Triathlon website TriRig is getting ready to launch the Mercury pedal, a 35g sleeve-clamp design inspired by the Aerolite pedal from 1986.
The Mercury comes on the heels of the 36g Ultralite pedal launched late last year in Boulder, Colorado. At just a hair over over 35g — a pair weighs 71g — the Mercury could become the world's light road pedal. Please note that this is the prototype weight; final product is expected in March.
The Mercury pedal consists of just three parts. A nylon sleeve is secured onto a titanium spindle with a 4mm hex bolt. The one-piece, C-shaped, plastic cleat clamps down onto the sleeve, which rotates on the spindle. To engage, the rider steps straight down onto the pedal. To disengage, the rider rolls their foot out to the side - not the traditional, heel-twist motion used with systems like Shimano, Look or Time.
Step down to engage; roll the foot in supination, as if twisting your ankle, to disengage
Unlike the old Aerolite pedals, however, the Mercury pedals can adjust for Q factor, or stance width, via spacers on the spindle. Each set will come with 3mm and 6mm spacers. The total Q factor range is 47-56mm.
There are no bearings in the system. The nylon sleeve just rotates on the titanium spindle.
The pedals are fixed, meaning there is no float in the system. They work on the standard three-hole cleat pattern, but there is slightly less fore-aft adjustment (about 4mm) than a standard pedal.
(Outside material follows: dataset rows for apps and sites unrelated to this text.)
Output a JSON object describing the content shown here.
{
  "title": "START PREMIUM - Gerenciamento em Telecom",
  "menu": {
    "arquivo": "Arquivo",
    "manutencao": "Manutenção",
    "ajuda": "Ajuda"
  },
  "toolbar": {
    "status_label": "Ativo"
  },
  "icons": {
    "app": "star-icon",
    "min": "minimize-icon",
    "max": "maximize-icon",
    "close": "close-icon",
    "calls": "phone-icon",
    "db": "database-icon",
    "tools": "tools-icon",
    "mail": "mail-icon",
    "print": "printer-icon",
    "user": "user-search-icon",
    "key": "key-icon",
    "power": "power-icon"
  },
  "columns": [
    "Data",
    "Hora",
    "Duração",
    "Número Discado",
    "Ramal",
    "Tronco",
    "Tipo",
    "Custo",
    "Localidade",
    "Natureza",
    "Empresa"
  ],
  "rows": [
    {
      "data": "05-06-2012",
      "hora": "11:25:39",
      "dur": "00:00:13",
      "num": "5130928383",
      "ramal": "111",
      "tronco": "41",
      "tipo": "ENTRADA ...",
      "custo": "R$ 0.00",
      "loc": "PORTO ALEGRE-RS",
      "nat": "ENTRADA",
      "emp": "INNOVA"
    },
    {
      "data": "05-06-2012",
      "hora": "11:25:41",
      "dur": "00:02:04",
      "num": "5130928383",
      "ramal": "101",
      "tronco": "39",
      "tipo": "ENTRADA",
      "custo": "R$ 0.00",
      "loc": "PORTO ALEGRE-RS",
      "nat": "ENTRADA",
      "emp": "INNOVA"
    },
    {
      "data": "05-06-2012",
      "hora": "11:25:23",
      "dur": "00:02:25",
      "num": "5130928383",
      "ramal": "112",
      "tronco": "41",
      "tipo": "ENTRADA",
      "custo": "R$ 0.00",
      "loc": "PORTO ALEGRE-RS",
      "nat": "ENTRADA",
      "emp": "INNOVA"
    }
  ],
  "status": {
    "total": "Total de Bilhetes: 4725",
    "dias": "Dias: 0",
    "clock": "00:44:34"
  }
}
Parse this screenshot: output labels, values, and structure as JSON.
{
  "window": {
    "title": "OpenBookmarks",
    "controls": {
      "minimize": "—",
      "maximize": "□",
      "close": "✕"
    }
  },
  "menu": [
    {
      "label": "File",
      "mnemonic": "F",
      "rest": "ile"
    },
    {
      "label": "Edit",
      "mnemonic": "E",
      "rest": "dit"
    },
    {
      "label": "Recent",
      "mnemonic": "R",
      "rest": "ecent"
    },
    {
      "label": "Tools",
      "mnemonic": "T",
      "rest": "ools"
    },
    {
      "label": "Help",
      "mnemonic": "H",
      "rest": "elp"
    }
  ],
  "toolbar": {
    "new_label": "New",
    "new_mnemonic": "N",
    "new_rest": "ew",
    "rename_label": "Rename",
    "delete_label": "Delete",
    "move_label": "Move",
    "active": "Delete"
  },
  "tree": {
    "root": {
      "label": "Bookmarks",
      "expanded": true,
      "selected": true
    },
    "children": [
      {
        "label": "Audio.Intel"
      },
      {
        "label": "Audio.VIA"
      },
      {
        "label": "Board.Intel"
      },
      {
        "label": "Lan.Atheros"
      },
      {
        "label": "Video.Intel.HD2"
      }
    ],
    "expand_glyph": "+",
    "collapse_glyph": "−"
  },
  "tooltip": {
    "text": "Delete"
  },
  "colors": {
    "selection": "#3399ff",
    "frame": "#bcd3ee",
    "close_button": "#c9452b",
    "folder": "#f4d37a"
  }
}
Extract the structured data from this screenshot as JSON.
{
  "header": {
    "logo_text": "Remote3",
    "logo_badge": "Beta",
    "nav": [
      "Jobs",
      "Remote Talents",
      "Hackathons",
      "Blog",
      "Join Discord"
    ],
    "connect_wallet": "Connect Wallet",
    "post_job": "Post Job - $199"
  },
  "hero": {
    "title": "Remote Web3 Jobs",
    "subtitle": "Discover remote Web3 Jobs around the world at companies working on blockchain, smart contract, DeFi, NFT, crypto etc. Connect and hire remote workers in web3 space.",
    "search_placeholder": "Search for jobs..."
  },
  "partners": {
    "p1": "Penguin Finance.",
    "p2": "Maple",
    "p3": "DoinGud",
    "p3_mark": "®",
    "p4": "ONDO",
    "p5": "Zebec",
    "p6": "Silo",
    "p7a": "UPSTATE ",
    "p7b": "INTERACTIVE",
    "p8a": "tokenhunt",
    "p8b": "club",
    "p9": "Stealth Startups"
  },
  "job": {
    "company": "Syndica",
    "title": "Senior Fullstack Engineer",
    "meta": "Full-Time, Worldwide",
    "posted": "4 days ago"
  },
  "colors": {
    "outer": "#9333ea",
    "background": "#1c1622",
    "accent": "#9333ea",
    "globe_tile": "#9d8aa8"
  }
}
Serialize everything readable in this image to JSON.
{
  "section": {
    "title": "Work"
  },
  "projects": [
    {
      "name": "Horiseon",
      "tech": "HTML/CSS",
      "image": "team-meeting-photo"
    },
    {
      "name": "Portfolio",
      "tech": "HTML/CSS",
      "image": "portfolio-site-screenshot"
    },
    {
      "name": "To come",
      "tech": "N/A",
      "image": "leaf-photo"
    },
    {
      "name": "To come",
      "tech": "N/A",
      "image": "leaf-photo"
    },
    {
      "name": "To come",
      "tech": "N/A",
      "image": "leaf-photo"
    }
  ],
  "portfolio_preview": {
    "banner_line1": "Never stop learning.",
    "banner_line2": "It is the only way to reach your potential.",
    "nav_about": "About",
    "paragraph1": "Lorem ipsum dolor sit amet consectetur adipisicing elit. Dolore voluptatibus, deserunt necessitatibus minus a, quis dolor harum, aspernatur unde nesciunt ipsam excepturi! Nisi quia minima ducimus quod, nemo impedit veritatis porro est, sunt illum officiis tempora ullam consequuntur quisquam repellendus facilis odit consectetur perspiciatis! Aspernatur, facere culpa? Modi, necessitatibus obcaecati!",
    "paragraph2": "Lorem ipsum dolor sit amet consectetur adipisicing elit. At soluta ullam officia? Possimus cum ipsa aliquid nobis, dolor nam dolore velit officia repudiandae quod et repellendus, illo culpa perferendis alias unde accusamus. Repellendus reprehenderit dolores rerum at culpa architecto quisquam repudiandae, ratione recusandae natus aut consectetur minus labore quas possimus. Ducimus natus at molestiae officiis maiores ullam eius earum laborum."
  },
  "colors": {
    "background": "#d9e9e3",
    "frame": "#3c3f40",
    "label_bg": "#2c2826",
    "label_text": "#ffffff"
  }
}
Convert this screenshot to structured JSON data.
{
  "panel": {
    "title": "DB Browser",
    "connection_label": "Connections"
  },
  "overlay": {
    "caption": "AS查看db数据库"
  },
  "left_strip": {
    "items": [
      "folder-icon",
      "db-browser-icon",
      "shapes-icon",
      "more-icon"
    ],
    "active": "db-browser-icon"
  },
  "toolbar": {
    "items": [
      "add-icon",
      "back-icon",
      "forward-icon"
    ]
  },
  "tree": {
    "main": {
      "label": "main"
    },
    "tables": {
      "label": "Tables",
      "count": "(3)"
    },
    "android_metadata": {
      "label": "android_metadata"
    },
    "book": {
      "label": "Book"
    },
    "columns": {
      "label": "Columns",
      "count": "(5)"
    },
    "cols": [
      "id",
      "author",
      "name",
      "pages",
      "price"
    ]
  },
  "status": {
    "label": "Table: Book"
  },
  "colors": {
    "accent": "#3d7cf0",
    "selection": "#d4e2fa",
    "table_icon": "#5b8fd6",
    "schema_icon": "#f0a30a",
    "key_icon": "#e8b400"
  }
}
The pedals are still in prototype stage, but the price has been set at $249 (£156).
There are no bearings in the system. The nylon sleeve just rotates on the titanium spindle
Each pedal weighs a claimed 35g (although they must be at least a fraction of a gram heavier, as TriRig pictures show a pair on a scale with a 71g readout), the cleats weigh a claimed 19g apiece and the three cleat bolts are probably about 6g per shoe. All told you're looking at roughly 120g for the entire system.
"The inspiration/motivation for making these began with Aerolite," TriRig's Nick Salazar told BikeRadar. "I used those pedals for a season, and while I greatly admired the simplicity and low weight of the system, it was simply impractical to use based on the unique bolt pattern. You basically have to drill your shoes to use those, and then you have no room for adjustment after that. There were some other fit and function issues I had with those as well. Mercury is my take on that type of mechanism, but updated for use with modern bike shoes, and with some unique improvements (Q adjustment, etc)."
The pedals also have a very low stack height (the distance from the bottom of the shoe to the center of the spindle) of a claimed 10.5mm.
3mm or 6mm spacers can be added to extend Q factor (stance width)
When the pedals go on sale, likely in March, TriRig will offer a six-month return policy. "We want everyone to be able to try these out without fear that they won't suit the rider," Salazar said. "So you can use and abuse them for an entire season, and send them back if they don't work."
The cleats are 15mm tall and 55mm wide. While that healthy width could provide a stable pedaling platform, the shape of the cleat will likely make walking more difficult than a more common cleat system, which is something Salazar acknowledges. "Any cleat of this type is going to be harder to walk in than something like, say, Keywin," he said. "Mercury is optimized for its merits as a cycling instrument, not as a walking implement."
"The Mercury isn't meant to be all things to all people, but we think that most riders who really give them a shot will absolutely love them," Salazar said. "That's why we offered the extra-long returns for these. Pedals are something people can get very personal about, and we want everyone to feel very free to try these out."